"I don't want to spoil it yet, but he's an independent," Antenori said. "He's well liked by both Democrats and Republicans. If we can rally the Repbublicans and some of the Democrats and the independents behind this guy, I think we can beat (Kozachik)."


Speaking of former state lawmaker Frank Antenori: He told The Skinny he is putting the final touches on creating a new non-profit, the Foundation for Responsible and Accountable Government.

"We're going to keep an eye on fraud, waste and abuse," said Antenori. "We're going to expose government largesse and corruption. And we're going to go after politicians that say one thing and do another."

By using a 501(c)(6), Antenori will be able to keep the names of his donors secret. Whether he'll be able to raise all that much money, especially now that he's no longer in the Legislature, remains to be seen. Or not seen, given the rules of dark money in campaign finance these days.

When we talked to Antenori this weekend, he was in the midst of a remodeling project on his eastside home. He tells us he's fixing the place up so he can sell it.

"The city is going down," Antenori said. "I want to get out before my property value goes with it. I don't want to end up like houses in Detroit, where you can't give them away."

His long-range plan, however, is not to move to a heavily armed citadel in Idaho. Instead, he's just going to relocate a few miles to the southeast so he'll be in Legislative District 14, a solidly Republican district. He figures the current lawmakers in LD14—Reps. David Stevens and David Gowan and Sen. Gail Griffin—will hit their term limits in 2016, which will allow him to make his triumphant return to the Arizona Legislature.

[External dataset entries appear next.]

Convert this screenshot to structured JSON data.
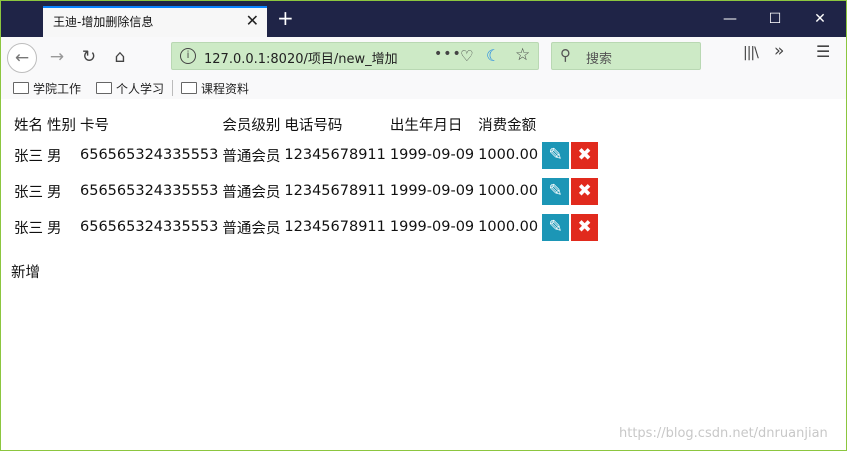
{
  "tab": {
    "title": "王迪-增加删除信息",
    "close": "✕"
  },
  "window": {
    "new_tab": "+",
    "minimize": "—",
    "maximize": "☐",
    "close": "✕"
  },
  "nav": {
    "url": "127.0.0.1:8020/项目/new_增加",
    "url_more": "•••",
    "search_placeholder": "搜索"
  },
  "bookmarks": [
    "学院工作",
    "个人学习",
    "课程资料"
  ],
  "table": {
    "headers": [
      "姓名",
      "性别",
      "卡号",
      "会员级别",
      "电话号码",
      "出生年月日",
      "消费金额"
    ],
    "rows": [
      {
        "name": "张三",
        "gender": "男",
        "card": "656565324335553",
        "level": "普通会员",
        "phone": "12345678911",
        "birth": "1999-09-09",
        "amount": "1000.00"
      },
      {
        "name": "张三",
        "gender": "男",
        "card": "656565324335553",
        "level": "普通会员",
        "phone": "12345678911",
        "birth": "1999-09-09",
        "amount": "1000.00"
      },
      {
        "name": "张三",
        "gender": "男",
        "card": "656565324335553",
        "level": "普通会员",
        "phone": "12345678911",
        "birth": "1999-09-09",
        "amount": "1000.00"
      }
    ],
    "edit_icon": "✎",
    "delete_icon": "✖"
  },
  "add_label": "新增",
  "watermark": "https://blog.csdn.net/dnruanjian"
}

"There will be open seats out there," Antenori said.


Former state lawmaker Tom Prezelski has resurrected Rum, Romanism and Rebellion, the left-leaning blog established by his brother Ted, who gave up the writing when he went to work for Tucson City Councilman Paul Cunningham last year.

"I think that there is a need to provide a more historical perspective on what is happening," Prezelski told The Skinny. "Though there is some good stuff out there now, there is something missing in terms of real expertise and experience. I hope I can provide that."

Prezelski hopes to blog two or three times a week and expects that he'll "be a little wonkier than Ted."